《おもはずにいるとはみえきあづさゆみ かへらばかへれひとのためかは:omowazu ni iru towa mieki azusayumi kaeraba kaere hito no tame kawa?》『後拾遺集(Go-Shuui-shuu)』雑(Miscellany) No.1040 by 律師朝範(Risshi Chouhan)思はずに(without profound thought)入る([you] went into the mountain [to be a Buddhist monk])とは見えき(it seems to me)梓弓(like a string of a bow that is sure to come back to its original position)帰らば帰れ(come back if you will)人の為かは(who do you think is it for? [for yourself?] [no, it’s for me ― I’d be more glad to see you come back to me than you’d be glad to leave the mountain])

・・・This was a poem sent to the poet’s brother who had gone into the mountain to become a Buddhist monk but later complained to his brother that he would rather stop it and come back to the secular world.

 This type of greeting TANKA does not strike modern readers as poetically interesting. But it was this communicative function of TANKA that went a long way toward its enormous popularity among Heianese nobles, especially in its burgeoning years in the early 10th century.
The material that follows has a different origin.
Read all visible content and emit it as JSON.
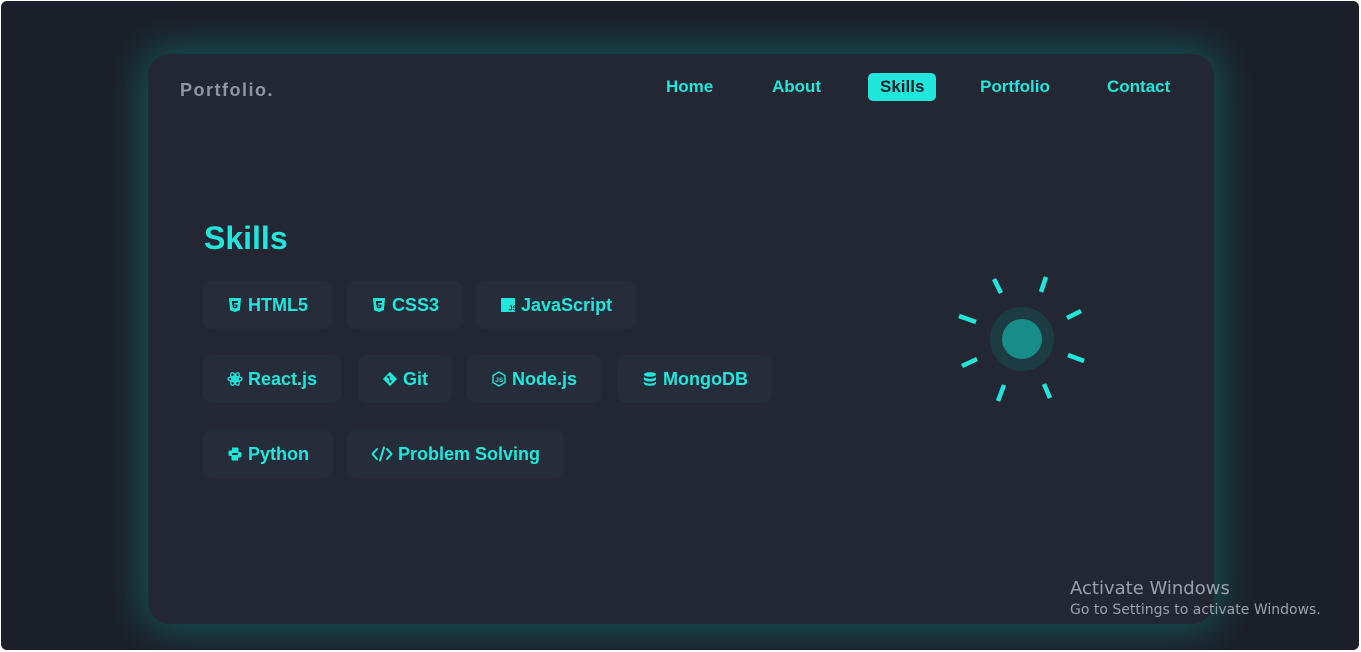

The second of 八代集(hachidaishuu = the eight great Imperial TANKA anthologies), 『後撰集(Gosen-shuu:ca.A.D.950)』 is full of such casual greetings, which makes this anthology something of a bore to us. But that the following anthology 『拾遺集(Shuui-shuu:A.D.1006)』 was that much excellent thanks to its “actual” selector 藤原公任(Fujiwara-no-Kintou:966-1041), TANKA poetry would have been much less interesting in the ensuing years.

Having an English-speaking self within you is just like having a conversation partner like Sayaka-san/Jaugo-san beside you.
We provide you not with actual conversation partners, but we enable you to engage in intellectually enticing conversation with Sayaka-san/Jaugo-san(…no mean feat, isn’t it?)
WEB lessons by ZUBARAIE LLC. are currently for JAPANESE students only, conducted in Japanese language (…sorry for English speakers)